→ **Excerpted records**:
↓↓↓
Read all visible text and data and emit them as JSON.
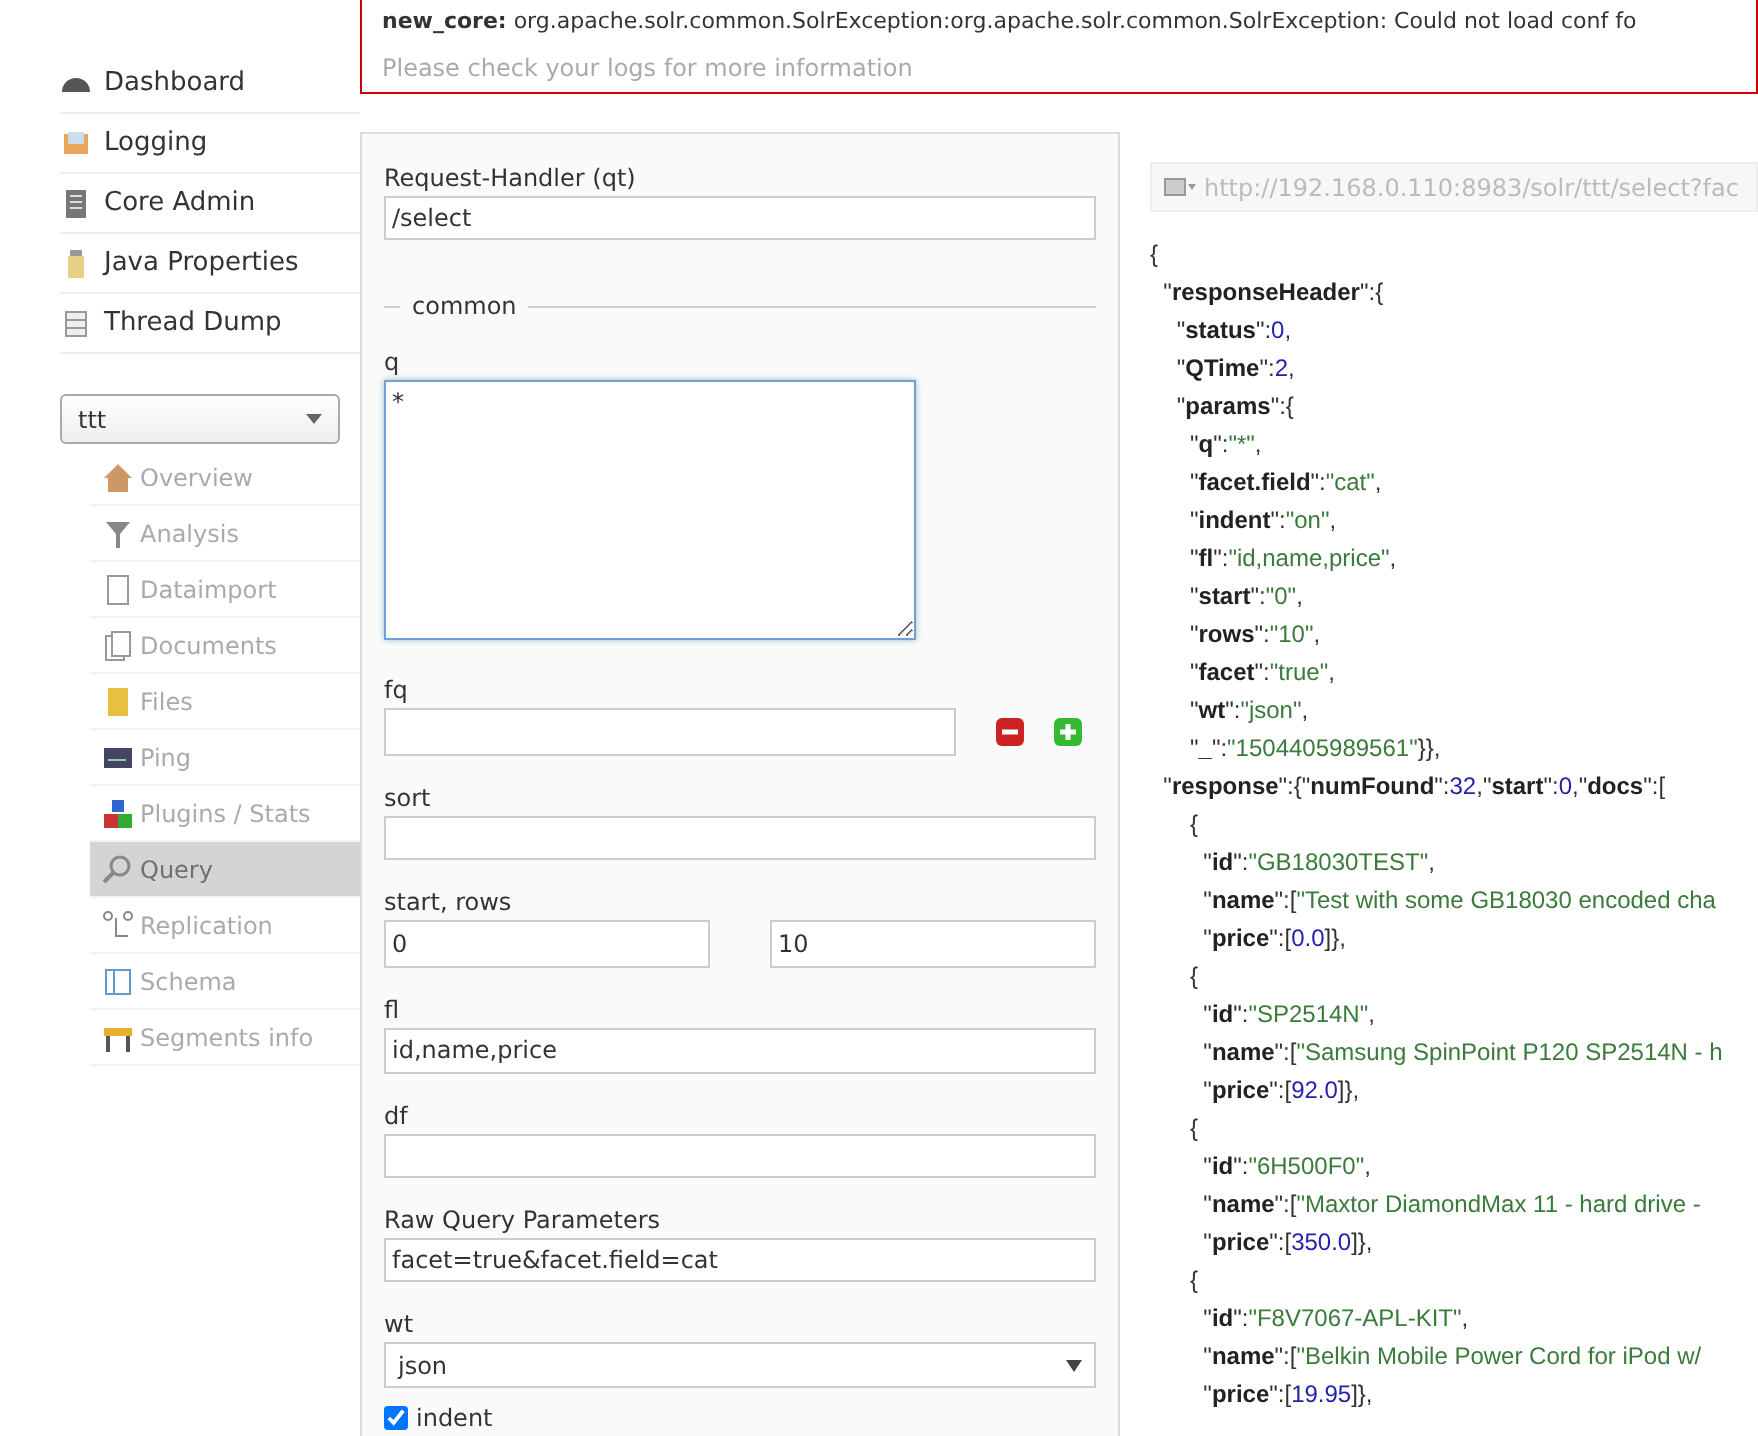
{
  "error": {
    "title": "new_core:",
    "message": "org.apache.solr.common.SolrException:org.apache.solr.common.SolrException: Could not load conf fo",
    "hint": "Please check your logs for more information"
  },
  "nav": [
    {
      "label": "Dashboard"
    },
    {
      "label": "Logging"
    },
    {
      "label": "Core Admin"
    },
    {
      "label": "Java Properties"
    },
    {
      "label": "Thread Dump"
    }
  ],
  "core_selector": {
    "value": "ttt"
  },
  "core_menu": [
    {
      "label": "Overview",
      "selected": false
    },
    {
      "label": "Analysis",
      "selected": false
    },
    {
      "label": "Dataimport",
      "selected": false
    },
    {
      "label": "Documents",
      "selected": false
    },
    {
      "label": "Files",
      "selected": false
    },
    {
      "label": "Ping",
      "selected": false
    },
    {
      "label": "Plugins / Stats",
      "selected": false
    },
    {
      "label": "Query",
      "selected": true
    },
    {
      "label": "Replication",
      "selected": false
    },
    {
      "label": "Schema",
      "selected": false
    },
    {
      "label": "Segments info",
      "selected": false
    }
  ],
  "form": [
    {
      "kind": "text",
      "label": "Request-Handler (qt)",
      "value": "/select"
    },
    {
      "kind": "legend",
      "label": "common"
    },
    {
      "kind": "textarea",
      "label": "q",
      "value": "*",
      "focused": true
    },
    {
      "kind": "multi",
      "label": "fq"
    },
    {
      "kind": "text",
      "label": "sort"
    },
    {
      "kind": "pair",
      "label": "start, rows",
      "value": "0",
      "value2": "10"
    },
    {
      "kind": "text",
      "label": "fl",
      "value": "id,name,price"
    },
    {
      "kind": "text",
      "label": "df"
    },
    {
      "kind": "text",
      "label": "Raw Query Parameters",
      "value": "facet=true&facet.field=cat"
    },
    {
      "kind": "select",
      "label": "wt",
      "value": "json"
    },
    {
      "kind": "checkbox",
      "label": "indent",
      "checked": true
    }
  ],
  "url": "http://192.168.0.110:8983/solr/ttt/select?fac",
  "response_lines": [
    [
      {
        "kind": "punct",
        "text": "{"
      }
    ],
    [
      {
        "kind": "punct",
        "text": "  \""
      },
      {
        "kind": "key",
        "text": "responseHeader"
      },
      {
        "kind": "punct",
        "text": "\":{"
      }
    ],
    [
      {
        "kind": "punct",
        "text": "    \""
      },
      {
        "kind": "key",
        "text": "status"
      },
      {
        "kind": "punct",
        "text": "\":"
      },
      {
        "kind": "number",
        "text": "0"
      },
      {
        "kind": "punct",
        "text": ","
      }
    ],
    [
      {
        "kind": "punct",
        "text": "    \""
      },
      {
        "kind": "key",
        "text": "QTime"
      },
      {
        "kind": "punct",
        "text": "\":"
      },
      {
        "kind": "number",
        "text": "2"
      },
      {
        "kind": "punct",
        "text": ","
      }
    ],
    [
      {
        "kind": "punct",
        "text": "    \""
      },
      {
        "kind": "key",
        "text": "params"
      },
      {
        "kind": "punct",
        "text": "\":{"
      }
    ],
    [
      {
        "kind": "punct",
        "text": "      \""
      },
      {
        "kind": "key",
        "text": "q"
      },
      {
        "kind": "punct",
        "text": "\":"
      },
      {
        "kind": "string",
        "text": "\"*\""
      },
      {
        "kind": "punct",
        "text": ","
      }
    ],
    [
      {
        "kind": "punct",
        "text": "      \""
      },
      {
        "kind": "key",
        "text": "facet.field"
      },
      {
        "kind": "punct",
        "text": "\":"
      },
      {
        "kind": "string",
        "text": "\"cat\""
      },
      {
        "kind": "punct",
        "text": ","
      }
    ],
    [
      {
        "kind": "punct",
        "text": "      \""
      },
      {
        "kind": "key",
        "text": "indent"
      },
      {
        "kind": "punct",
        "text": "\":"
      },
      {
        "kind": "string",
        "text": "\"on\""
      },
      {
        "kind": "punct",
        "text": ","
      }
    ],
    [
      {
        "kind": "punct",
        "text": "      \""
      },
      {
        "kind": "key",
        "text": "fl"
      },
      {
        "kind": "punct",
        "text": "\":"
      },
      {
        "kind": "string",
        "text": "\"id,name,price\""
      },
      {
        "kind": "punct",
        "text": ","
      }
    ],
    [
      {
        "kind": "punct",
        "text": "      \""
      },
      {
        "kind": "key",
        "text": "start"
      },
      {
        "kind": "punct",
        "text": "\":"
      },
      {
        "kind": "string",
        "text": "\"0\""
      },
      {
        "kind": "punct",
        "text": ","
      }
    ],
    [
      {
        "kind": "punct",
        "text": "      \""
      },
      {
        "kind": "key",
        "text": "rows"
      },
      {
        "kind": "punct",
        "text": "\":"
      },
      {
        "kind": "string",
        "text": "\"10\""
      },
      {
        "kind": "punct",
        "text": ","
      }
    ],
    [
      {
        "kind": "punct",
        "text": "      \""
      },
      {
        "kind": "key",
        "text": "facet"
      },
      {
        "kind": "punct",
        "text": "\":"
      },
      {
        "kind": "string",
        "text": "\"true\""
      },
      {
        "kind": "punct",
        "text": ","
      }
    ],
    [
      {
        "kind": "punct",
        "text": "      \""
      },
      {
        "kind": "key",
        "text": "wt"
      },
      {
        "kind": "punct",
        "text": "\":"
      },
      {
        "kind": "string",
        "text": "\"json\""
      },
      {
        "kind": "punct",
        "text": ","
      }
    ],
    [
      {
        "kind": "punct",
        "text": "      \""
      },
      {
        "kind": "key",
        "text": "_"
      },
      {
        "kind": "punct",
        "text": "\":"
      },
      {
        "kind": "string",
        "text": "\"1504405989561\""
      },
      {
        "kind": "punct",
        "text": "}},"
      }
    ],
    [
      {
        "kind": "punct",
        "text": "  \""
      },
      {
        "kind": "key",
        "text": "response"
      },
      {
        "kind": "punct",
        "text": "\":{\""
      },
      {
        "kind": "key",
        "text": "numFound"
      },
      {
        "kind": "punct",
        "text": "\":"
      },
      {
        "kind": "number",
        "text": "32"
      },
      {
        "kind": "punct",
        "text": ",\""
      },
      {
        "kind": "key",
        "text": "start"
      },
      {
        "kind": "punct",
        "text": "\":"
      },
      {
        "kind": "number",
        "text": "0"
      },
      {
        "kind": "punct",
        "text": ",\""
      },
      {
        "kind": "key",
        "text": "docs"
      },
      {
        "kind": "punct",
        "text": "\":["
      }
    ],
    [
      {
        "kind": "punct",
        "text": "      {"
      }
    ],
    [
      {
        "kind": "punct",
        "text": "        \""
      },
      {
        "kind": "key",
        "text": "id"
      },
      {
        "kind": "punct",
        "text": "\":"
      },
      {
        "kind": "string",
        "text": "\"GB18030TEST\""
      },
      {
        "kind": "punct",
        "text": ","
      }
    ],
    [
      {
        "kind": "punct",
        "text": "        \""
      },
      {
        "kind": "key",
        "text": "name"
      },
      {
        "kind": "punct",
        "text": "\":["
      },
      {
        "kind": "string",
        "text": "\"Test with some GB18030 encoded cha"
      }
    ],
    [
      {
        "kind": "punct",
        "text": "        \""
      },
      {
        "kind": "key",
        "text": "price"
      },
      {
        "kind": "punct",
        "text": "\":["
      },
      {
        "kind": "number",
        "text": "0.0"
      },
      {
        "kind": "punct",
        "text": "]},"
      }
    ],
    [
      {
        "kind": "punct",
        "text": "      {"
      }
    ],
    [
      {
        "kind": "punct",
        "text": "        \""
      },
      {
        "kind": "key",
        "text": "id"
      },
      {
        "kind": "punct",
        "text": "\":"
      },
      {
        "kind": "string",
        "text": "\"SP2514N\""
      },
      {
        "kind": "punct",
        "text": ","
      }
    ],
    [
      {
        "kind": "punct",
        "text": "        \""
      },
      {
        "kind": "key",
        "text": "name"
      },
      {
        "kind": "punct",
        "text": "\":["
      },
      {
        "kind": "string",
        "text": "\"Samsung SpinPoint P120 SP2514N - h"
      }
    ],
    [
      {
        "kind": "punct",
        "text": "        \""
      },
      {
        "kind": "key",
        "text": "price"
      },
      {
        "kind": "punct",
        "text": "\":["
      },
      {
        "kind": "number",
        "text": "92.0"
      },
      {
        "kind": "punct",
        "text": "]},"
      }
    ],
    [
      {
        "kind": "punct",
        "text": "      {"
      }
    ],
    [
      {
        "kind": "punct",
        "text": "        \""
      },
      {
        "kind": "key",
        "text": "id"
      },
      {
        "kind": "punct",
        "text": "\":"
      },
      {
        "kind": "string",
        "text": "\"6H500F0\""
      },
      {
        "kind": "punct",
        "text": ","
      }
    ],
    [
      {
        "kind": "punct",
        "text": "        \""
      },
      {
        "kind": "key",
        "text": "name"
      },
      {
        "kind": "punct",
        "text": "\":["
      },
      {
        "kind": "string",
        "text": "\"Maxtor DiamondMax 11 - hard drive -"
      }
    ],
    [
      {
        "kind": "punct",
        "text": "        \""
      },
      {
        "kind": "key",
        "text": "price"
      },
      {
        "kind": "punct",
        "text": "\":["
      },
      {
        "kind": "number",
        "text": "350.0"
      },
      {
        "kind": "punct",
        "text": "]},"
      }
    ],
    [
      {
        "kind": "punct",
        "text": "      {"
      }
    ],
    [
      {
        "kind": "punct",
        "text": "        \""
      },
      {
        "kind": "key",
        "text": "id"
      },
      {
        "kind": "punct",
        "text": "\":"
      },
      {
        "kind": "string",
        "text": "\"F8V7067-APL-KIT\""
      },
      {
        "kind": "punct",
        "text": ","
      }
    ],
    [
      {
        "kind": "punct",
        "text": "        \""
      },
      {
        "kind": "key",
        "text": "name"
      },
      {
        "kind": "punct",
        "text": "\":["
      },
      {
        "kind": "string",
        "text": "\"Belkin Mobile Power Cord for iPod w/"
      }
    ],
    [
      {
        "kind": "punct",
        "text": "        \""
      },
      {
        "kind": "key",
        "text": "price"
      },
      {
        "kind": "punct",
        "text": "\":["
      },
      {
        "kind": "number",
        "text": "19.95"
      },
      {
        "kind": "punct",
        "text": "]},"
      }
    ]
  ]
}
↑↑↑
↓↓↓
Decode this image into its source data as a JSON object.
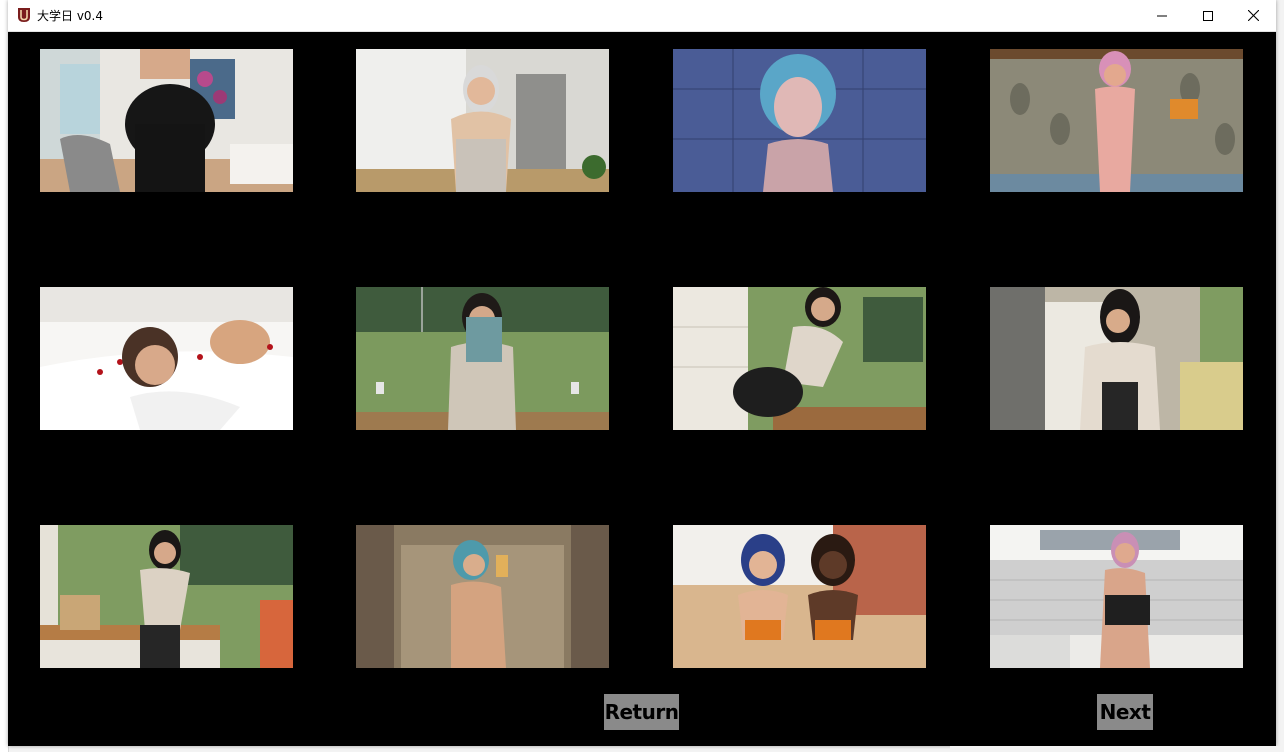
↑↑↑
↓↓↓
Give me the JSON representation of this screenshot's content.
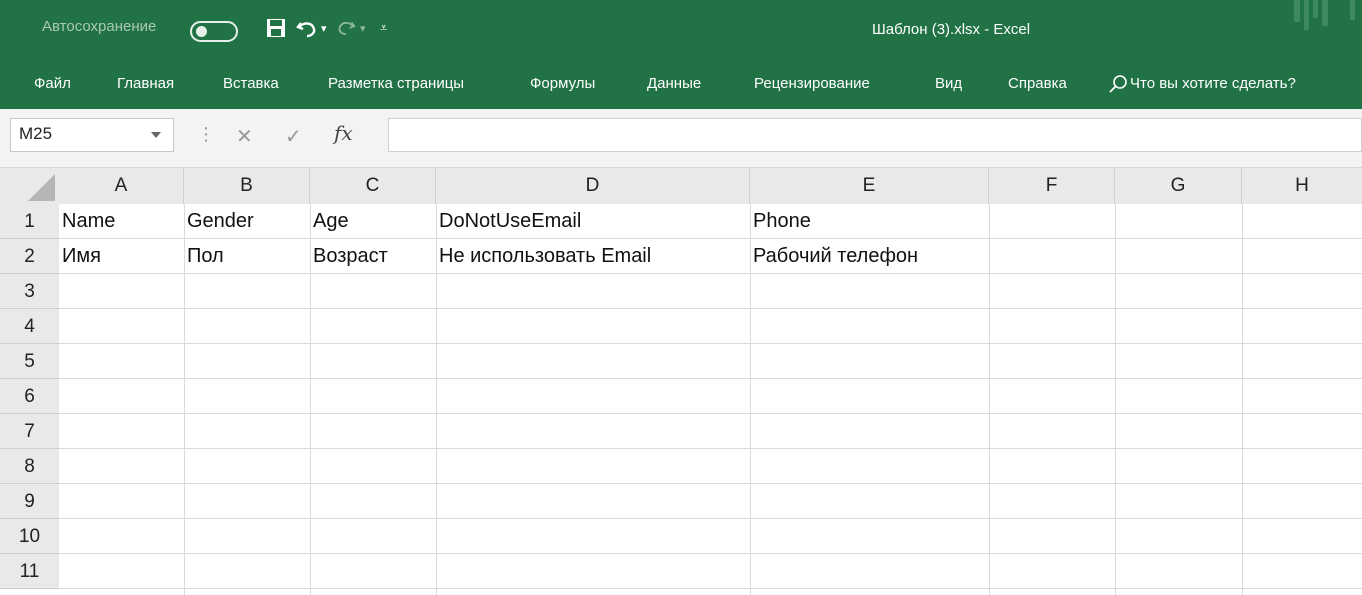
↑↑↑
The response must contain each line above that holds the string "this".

→ **Answer section**:
Decode this image into its source data as a JSON object.
Give me the JSON representation of this screenshot's content.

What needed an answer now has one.